(Beginning of AVAILABLE RECORDS)

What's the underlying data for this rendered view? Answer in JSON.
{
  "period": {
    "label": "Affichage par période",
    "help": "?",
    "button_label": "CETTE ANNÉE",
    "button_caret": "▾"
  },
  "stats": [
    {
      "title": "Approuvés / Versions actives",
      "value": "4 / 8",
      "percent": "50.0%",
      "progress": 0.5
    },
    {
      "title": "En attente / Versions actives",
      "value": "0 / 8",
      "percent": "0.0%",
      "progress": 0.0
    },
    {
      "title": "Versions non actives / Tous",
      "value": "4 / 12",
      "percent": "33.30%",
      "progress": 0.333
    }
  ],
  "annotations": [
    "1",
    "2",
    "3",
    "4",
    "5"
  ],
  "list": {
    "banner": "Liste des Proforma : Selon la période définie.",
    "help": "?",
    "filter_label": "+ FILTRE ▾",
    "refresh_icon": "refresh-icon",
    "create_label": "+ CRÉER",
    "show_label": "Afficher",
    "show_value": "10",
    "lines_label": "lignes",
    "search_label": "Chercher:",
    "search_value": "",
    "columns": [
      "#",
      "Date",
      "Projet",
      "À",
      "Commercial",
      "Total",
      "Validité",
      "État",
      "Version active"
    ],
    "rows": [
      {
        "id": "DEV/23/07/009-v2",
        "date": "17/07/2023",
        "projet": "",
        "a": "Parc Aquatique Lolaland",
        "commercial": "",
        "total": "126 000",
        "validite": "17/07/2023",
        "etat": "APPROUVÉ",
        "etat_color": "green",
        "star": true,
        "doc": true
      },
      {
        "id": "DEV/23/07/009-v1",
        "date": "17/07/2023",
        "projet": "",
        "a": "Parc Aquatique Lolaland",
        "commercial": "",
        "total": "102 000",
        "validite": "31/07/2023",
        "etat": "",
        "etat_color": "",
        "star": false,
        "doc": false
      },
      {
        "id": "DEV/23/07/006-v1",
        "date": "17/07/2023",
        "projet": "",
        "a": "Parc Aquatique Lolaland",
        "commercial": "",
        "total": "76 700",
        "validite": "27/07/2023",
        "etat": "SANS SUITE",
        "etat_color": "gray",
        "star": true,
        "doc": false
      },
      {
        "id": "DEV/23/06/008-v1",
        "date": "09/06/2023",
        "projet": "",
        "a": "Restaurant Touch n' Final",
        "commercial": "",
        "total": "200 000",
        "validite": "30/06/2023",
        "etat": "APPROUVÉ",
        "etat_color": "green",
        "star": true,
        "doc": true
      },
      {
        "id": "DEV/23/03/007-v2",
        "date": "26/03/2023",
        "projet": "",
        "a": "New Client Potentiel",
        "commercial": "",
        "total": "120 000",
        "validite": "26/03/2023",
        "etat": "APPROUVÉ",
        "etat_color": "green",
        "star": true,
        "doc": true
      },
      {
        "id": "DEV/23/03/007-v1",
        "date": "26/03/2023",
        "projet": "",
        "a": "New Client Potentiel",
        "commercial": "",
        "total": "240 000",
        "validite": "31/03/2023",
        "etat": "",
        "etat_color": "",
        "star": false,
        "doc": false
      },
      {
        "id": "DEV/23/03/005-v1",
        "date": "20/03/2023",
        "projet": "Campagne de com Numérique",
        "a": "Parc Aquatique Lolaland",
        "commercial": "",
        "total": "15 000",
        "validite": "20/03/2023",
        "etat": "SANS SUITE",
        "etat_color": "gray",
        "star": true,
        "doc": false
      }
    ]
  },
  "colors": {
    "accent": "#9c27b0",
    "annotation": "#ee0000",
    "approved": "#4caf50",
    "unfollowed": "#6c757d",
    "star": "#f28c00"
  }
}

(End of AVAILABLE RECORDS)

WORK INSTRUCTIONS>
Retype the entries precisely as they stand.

TASK RESPONSE>
What's the underlying data for this rendered view? Answer in JSON.
{
  "period": {
    "label": "Affichage par période",
    "help": "?",
    "button_label": "CETTE ANNÉE",
    "button_caret": "▾"
  },
  "stats": [
    {
      "title": "Approuvés / Versions actives",
      "value": "4 / 8",
      "percent": "50.0%",
      "progress": 0.5
    },
    {
      "title": "En attente / Versions actives",
      "value": "0 / 8",
      "percent": "0.0%",
      "progress": 0.0
    },
    {
      "title": "Versions non actives / Tous",
      "value": "4 / 12",
      "percent": "33.30%",
      "progress": 0.333
    }
  ],
  "annotations": [
    "1",
    "2",
    "3",
    "4",
    "5"
  ],
  "list": {
    "banner": "Liste des Proforma : Selon la période définie.",
    "help": "?",
    "filter_label": "+ FILTRE ▾",
    "refresh_icon": "refresh-icon",
    "create_label": "+ CRÉER",
    "show_label": "Afficher",
    "show_value": "10",
    "lines_label": "lignes",
    "search_label": "Chercher:",
    "search_value": "",
    "columns": [
      "#",
      "Date",
      "Projet",
      "À",
      "Commercial",
      "Total",
      "Validité",
      "État",
      "Version active"
    ],
    "rows": [
      {
        "id": "DEV/23/07/009-v2",
        "date": "17/07/2023",
        "projet": "",
        "a": "Parc Aquatique Lolaland",
        "commercial": "",
        "total": "126 000",
        "validite": "17/07/2023",
        "etat": "APPROUVÉ",
        "etat_color": "green",
        "star": true,
        "doc": true
      },
      {
        "id": "DEV/23/07/009-v1",
        "date": "17/07/2023",
        "projet": "",
        "a": "Parc Aquatique Lolaland",
        "commercial": "",
        "total": "102 000",
        "validite": "31/07/2023",
        "etat": "",
        "etat_color": "",
        "star": false,
        "doc": false
      },
      {
        "id": "DEV/23/07/006-v1",
        "date": "17/07/2023",
        "projet": "",
        "a": "Parc Aquatique Lolaland",
        "commercial": "",
        "total": "76 700",
        "validite": "27/07/2023",
        "etat": "SANS SUITE",
        "etat_color": "gray",
        "star": true,
        "doc": false
      },
      {
        "id": "DEV/23/06/008-v1",
        "date": "09/06/2023",
        "projet": "",
        "a": "Restaurant Touch n' Final",
        "commercial": "",
        "total": "200 000",
        "validite": "30/06/2023",
        "etat": "APPROUVÉ",
        "etat_color": "green",
        "star": true,
        "doc": true
      },
      {
        "id": "DEV/23/03/007-v2",
        "date": "26/03/2023",
        "projet": "",
        "a": "New Client Potentiel",
        "commercial": "",
        "total": "120 000",
        "validite": "26/03/2023",
        "etat": "APPROUVÉ",
        "etat_color": "green",
        "star": true,
        "doc": true
      },
      {
        "id": "DEV/23/03/007-v1",
        "date": "26/03/2023",
        "projet": "",
        "a": "New Client Potentiel",
        "commercial": "",
        "total": "240 000",
        "validite": "31/03/2023",
        "etat": "",
        "etat_color": "",
        "star": false,
        "doc": false
      },
      {
        "id": "DEV/23/03/005-v1",
        "date": "20/03/2023",
        "projet": "Campagne de com Numérique",
        "a": "Parc Aquatique Lolaland",
        "commercial": "",
        "total": "15 000",
        "validite": "20/03/2023",
        "etat": "SANS SUITE",
        "etat_color": "gray",
        "star": true,
        "doc": false
      }
    ]
  },
  "colors": {
    "accent": "#9c27b0",
    "annotation": "#ee0000",
    "approved": "#4caf50",
    "unfollowed": "#6c757d",
    "star": "#f28c00"
  }
}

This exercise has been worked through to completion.